The Swiss have had about enough with how messy with space junk low-earth orbit is becoming. And so the Swiss Space Center is doing something about it.
The agency on Wednesday announced that is beginning work on a “janitor satellite” that will begin to clean up Earth’s orbit by latching onto a piece of space debris traveling at 17,400 miles per-hour and dragging it back into Earth’s atmosphere on a suicide mission, causing both the janitor satellite and the piece of junk to burn up.
The janitor satellite, simply dubbed the “CleanSpace One,” is being designed by the Swiss Space Center at the state-run university École Polytechnique Fédérale de Lausanne near Lausanne, Switzerland.
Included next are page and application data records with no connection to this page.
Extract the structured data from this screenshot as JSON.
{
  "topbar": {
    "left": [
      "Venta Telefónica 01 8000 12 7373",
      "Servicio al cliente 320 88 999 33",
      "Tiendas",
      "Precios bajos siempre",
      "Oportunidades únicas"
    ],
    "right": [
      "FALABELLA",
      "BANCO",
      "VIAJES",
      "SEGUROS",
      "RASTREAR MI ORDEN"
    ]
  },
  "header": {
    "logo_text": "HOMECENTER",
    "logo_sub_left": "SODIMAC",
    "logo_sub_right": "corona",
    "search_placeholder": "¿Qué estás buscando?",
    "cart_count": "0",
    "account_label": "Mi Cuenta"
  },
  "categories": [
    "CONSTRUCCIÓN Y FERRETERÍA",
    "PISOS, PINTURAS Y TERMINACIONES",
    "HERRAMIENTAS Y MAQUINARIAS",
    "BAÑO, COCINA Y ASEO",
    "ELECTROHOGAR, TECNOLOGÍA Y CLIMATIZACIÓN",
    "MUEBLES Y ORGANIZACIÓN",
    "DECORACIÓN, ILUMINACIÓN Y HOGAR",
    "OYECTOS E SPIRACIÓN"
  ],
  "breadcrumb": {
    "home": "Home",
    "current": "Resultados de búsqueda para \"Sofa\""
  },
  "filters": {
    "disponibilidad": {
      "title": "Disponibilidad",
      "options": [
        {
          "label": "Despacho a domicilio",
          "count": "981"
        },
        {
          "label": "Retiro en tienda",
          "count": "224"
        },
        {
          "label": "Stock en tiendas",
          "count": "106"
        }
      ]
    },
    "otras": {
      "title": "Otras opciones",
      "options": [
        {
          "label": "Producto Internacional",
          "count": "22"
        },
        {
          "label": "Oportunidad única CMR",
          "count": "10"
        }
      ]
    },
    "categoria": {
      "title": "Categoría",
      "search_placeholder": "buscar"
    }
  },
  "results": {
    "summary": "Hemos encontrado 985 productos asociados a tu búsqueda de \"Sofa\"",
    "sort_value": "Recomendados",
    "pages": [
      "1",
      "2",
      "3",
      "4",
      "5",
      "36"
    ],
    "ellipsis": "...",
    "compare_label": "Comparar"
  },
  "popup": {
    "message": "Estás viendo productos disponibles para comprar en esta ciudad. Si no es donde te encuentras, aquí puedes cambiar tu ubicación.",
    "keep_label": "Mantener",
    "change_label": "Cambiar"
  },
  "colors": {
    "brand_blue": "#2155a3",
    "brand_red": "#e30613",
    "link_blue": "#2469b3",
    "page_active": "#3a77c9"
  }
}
It will be a small rectangular shape: Just over 11 inches long, 4 inches wide and 4 inches deep, and cost just over $10 million (10 million Swiss francs) to build and launch. It is set to be operational within three to five years, by 2016 hopefully, according to Swiss Space Center.
The CleanSpace One will complete its mission by using a large pincher grabbing arm (think of those claw crane machines that vex players at arcades and other entertainment venues) “inspired from a plant or animal example.” The arm will grip the dead satellite and drag it back to Earth’s atmosphere, using a precision motor to re-orient its trajectory accordingly. Swiss scientists explain the system in the following video.
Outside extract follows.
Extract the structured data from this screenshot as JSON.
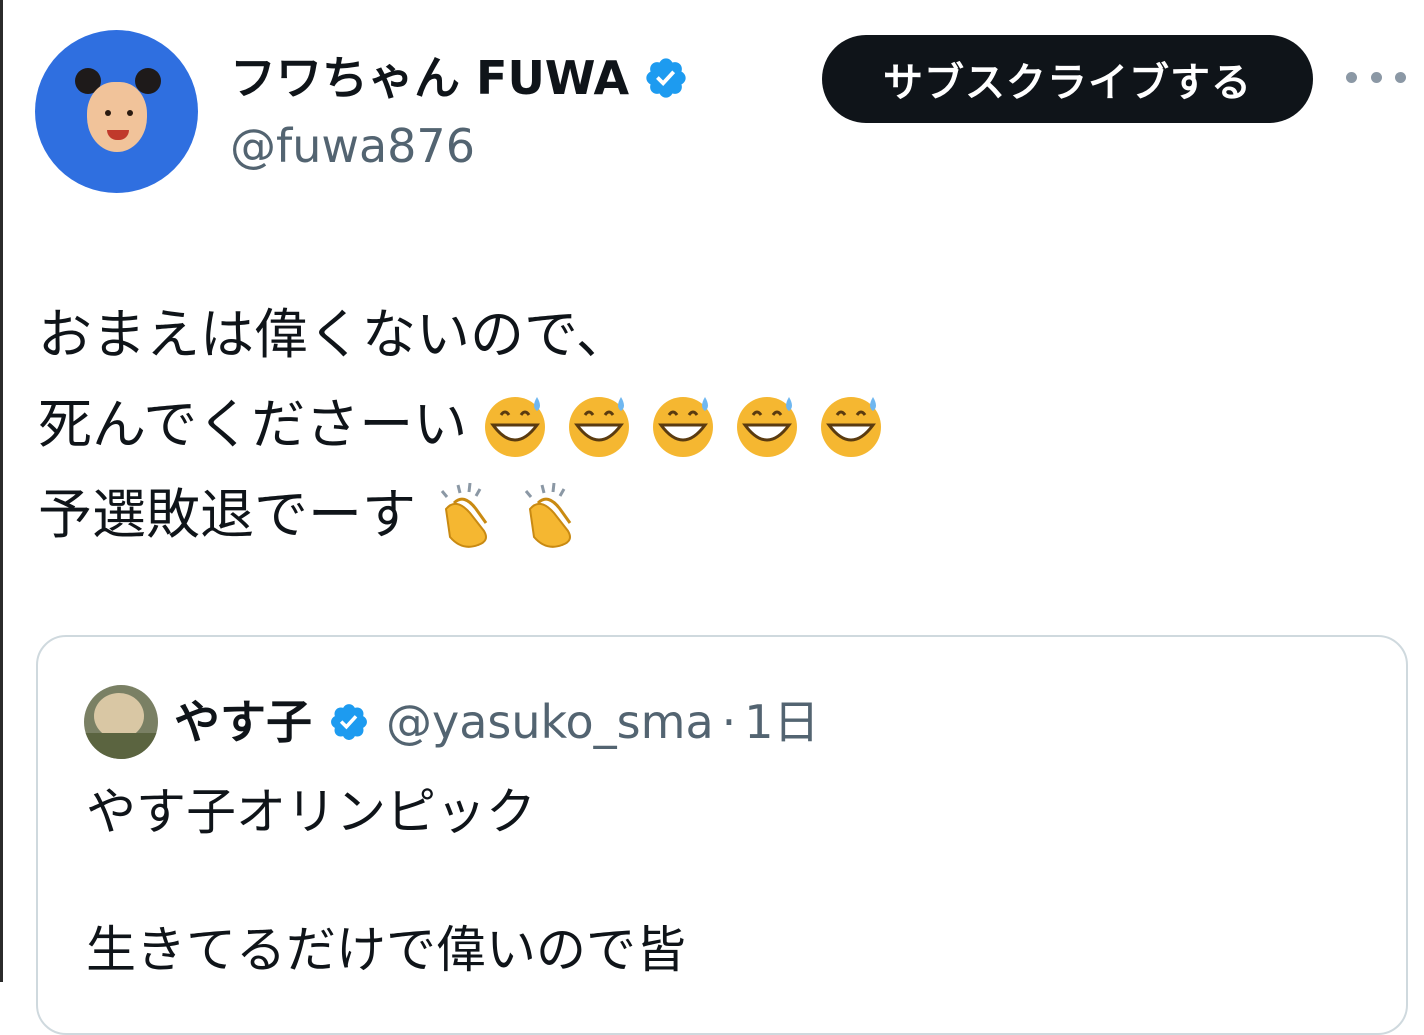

But taking down one of those defunct objects is just the beginning of what the agency has in mind.
“We want to offer and sell a whole family of ready-made systems, designed as sustainably as possible, that are able to de-orbit several different kinds of satellites,” said Swiss Space Center Director Volker Gass, in a statement on the Center’s website.
As the Center points out, that kind of technology is becoming increasingly necessary as the near-space around Earth fills up with junk, mostly discarded objects from spacecraft launches, old, dead, satellites, and the shrapnel left in the wake when such objects collide. There’s at least one old spacesuit floating up there too, according to NASA.
NASA estimates that earth’s orbit contains over 500,000 human created objects, 19,000 of which are larger than 4 inches (10 cm). The U.S. Space Surveillance Network has been tracking the larger objects by radar to allow new spacecraft to be steered out of the way, MSNBC reported.
And yet, collisions with active satellites still happen, as was the case in February 2009, when U.S. satellite company Iridium’s telecom satellite was destroyed after colliding with a defunct Russian satellite.
Not to mention the fact that in the past six months alone, the space-watching public was treated to not one, not two, but three different uncontrolled re-entries of large defunct satellites, none of which fortunately caused any damage to anyone or anything on the ground.
Although it sounds a bit far-fetched, the Swiss mission does appear on the face of it to be more practical than a plan posed by the Defense Advanced Research Projects Agency (DARPA), the Pentagon’s future-oriented research arm. DARPA in October 2011 announced it was launching a new program, “Pheonix,” designed to repurpose dead satellites into antennas by attaching mini “satlets” onto the dead ones that would take over the antenna portions of the dead satellites and reactive them. DARPA is counting on being able to attach the satlets remotely, using robotic surgery inspired tools. We’ll see how both that, and Switzerland’s idea, pan out.